Rosencrantz & Guildenstern Are Dead, which recently closed St. Ambrose University’s 2004-5 theatre season, is a tough play to produce effectively at the collegiate level: How do you present Tom Stoppard’s mordantly funny rumination on mortality and the meaninglessness of existence with performers this young?
Director Daniel D. P. Sheridan wasn’t quite able to lick this problem, yet what this Rosencrantz lacked in philosophical and psychological complexity was made up for in ambition, directorial finesse, and a surprising amount of big laughs; Sheridan’s production might have taken most of the “tragi” out of Stoppard’s tragicomedy, but it managed the significant feat of making the playwright’s martini-dry, oh-so-British wit audience-friendly, and showcased the work of several engaging performers.

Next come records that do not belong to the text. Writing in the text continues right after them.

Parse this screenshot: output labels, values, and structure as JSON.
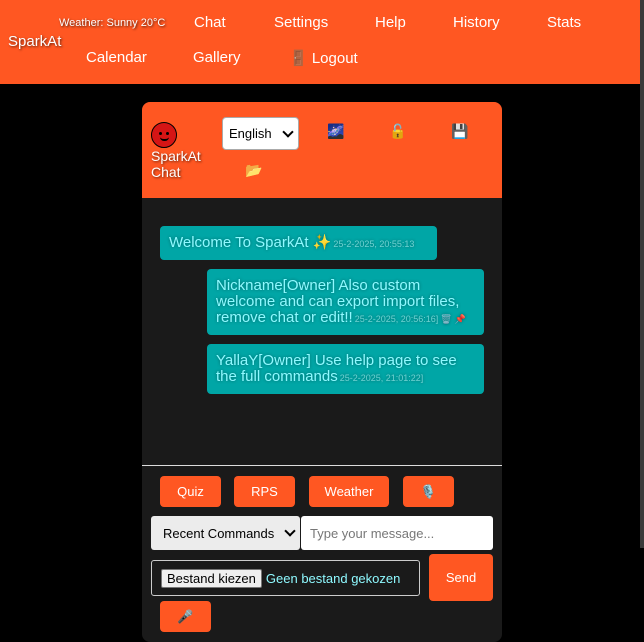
{
  "nav": {
    "brand": "SparkAt",
    "weather": "Weather: Sunny 20°C",
    "chat": "Chat",
    "settings": "Settings",
    "help": "Help",
    "history": "History",
    "stats": "Stats",
    "calendar": "Calendar",
    "gallery": "Gallery",
    "logout": "🚪 Logout"
  },
  "header": {
    "title": "SparkAt Chat",
    "language": "English",
    "icons": {
      "theme": "🌌",
      "lock": "🔓",
      "save": "💾",
      "open": "📂"
    }
  },
  "messages": [
    {
      "text": "Welcome To SparkAt ✨",
      "timestamp": "25-2-2025, 20:55:13"
    },
    {
      "text": "Nickname[Owner] Also custom welcome and can export import files, remove chat or edit!!",
      "timestamp": "25-2-2025, 20:56:16] 🗑️ 📌"
    },
    {
      "text": "YallaY[Owner] Use help page to see the full commands",
      "timestamp": "25-2-2025, 21:01:22]"
    }
  ],
  "controls": {
    "quiz": "Quiz",
    "rps": "RPS",
    "weather": "Weather",
    "mic_top": "🎙️",
    "recent_commands": "Recent Commands",
    "message_placeholder": "Type your message...",
    "file_choose": "Bestand kiezen",
    "file_none": "Geen bestand gekozen",
    "send": "Send",
    "mic_bottom": "🎤"
  },
  "colors": {
    "accent": "#ff5722",
    "bubble": "#00a6a6",
    "bubble_text": "#8ff9ff",
    "card_bg": "#1a1a1a"
  }
}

Opening on a sparsely furnished stage accentuated by a large white drop and a pair of staircases leading, appropriately enough, nowhere, this production began shakily, with the first of many verbal duels between Hamlet allies Rosencrantz (Jeremy Pack) and Guildenstern (Andrew Harvey). For the first 15 minutes or so of Saturday’s performance, I worried that St. Ambrose sophomores Pack and Harvey wouldn’t be up to the challenge of their roles; with modern-era line deliveries and a down-home folksiness replacing the clipped, cutting badinage you expect from Stoppard, the meaning behind the author’s lines was often lost, and I had the vague sense that this would be Rosencrantz & Guildenstern as enacted by Merry and Pippin.

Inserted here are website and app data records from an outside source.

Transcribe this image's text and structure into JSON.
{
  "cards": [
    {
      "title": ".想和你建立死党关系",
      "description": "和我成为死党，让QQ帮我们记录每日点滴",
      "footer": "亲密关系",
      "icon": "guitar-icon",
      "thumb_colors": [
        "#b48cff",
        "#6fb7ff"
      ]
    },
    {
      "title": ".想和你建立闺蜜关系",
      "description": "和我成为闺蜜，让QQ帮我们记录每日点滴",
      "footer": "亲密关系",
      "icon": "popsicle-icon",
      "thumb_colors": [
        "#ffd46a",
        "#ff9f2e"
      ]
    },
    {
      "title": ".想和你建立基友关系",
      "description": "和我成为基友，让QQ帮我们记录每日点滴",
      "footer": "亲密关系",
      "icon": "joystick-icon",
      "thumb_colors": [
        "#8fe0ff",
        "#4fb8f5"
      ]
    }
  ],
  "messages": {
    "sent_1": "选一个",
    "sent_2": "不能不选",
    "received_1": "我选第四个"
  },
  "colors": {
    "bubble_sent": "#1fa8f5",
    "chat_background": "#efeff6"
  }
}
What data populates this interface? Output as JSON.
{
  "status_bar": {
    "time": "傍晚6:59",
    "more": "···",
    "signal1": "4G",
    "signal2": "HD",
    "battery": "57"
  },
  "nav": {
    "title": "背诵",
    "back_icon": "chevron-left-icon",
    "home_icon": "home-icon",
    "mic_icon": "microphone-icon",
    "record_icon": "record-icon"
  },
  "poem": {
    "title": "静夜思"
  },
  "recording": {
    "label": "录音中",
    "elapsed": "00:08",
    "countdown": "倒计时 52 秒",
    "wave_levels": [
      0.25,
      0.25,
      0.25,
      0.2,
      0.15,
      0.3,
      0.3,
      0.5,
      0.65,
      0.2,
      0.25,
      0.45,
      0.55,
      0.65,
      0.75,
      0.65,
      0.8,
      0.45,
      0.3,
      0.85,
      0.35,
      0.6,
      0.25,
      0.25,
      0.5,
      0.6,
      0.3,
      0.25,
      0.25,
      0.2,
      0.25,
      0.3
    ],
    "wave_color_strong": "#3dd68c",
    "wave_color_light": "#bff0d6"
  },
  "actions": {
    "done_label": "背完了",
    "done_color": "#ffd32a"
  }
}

Yet with the arrival of the traditionally show-stopping tragedians – featuring the first-rate Rusty K. Koll (a memorable Bernard in St. Ambrose’s powerhouse staging of Death of a Salesman last fall) as The Player and the hilarious scene-stealer Sean Tweedale as the ever-put-upon Alfred – the show gained considerable momentum; Sheridan, who made inspired use of his stage space throughout, did perhaps his finest work with the handling of these gloriously rude characters (the staging of the troupe’s notorious dumb show, with Claudius murdering the king and marrying the queen, was the production’s highlight), and the tragedians, in a delightful misnomer, emerged as exemplars of high comedy.

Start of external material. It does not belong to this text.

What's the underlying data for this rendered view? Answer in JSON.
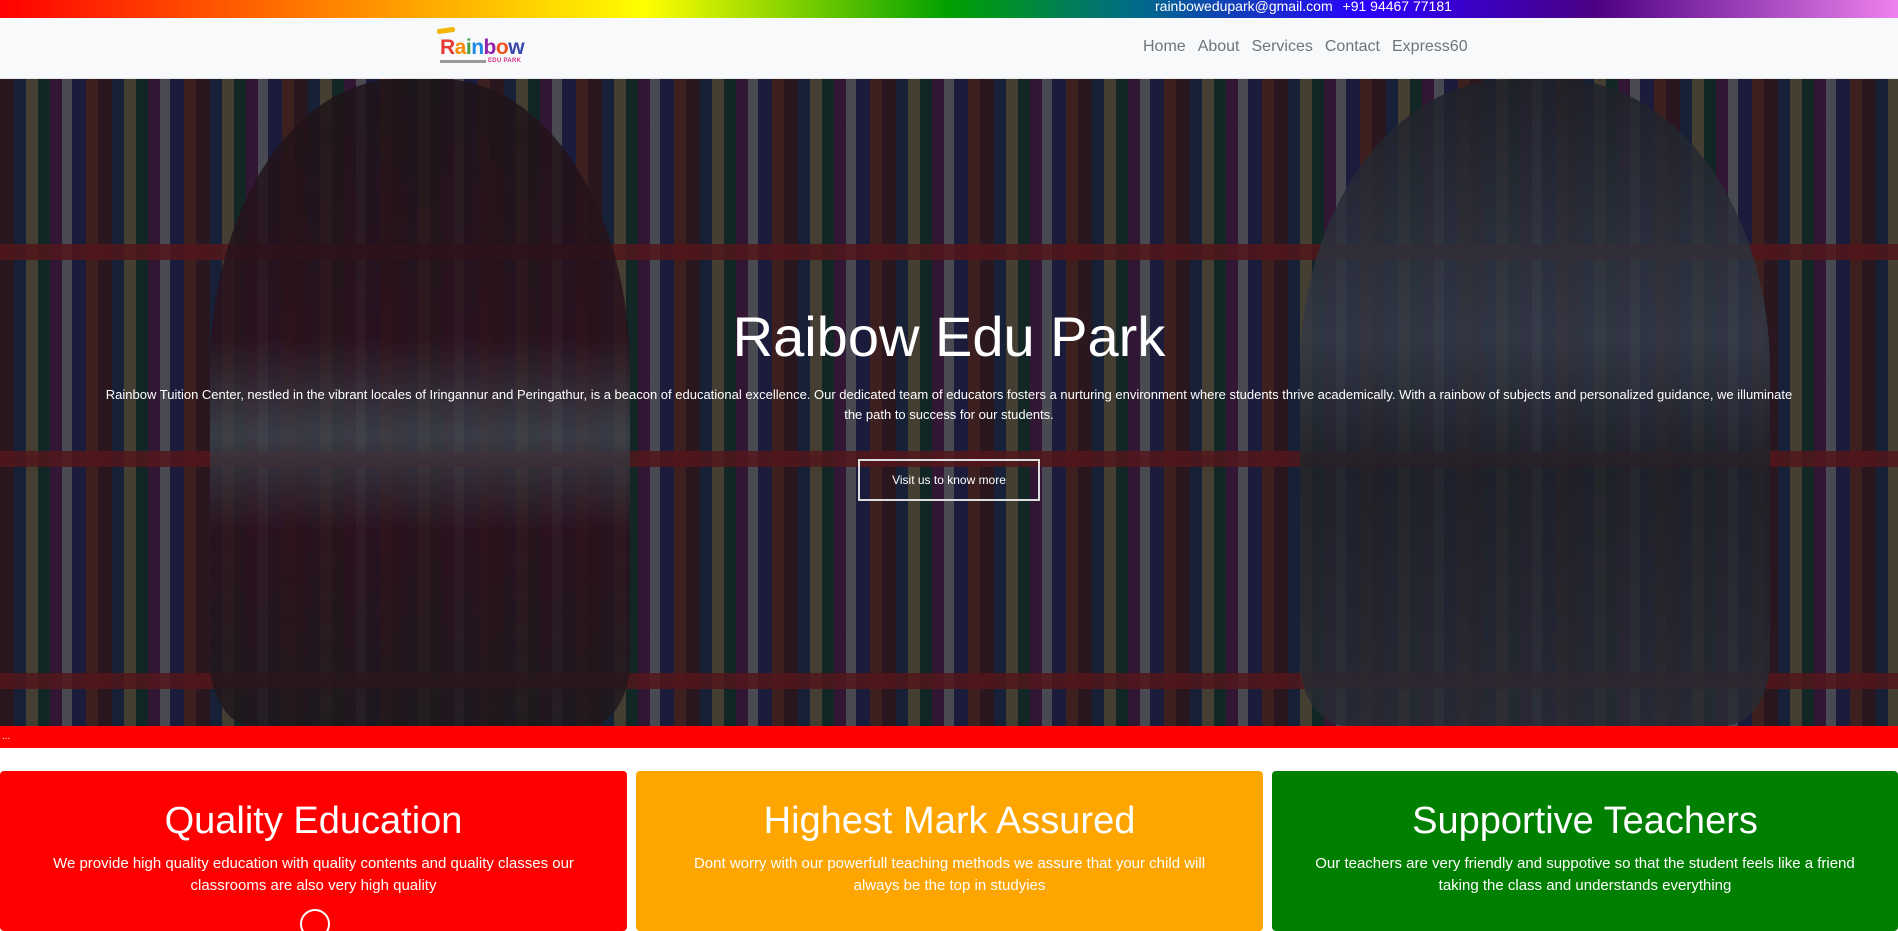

After their departure, Pack and Harvey relaxed considerably, and I liked them as a comic duo more and more as the show progressed; much of Rosencrantz features routines the audience is truly alive to – the fiendishly clever game of Questions, Rosencrantz’s monologue about whether it’s better to be dead or alive when trapped in a coffin – and I could feel both actors’ relief when performing their more overtly funny moments.
By the evening’s end, both Pack and Harvey appeared properly invested in their material, as, it must be added, was the audience; who thought a tony meditation on Art and Life could be this much fun? Graced by Christel Williams’ and Corinne Johnson’s eye-catching costumes and Sam Michael’s lighting design – the indeterminate hues were perfect for a tale occurring either at dusk or at the dawn of a particularly terrible day – this Rosencrantz & Guildenstern would certainly have benefited from greater depth, but an enjoyable philosophical exercise is nothing to sniff at, and I’m awaiting St. Ambrose’s 2005-6 season already.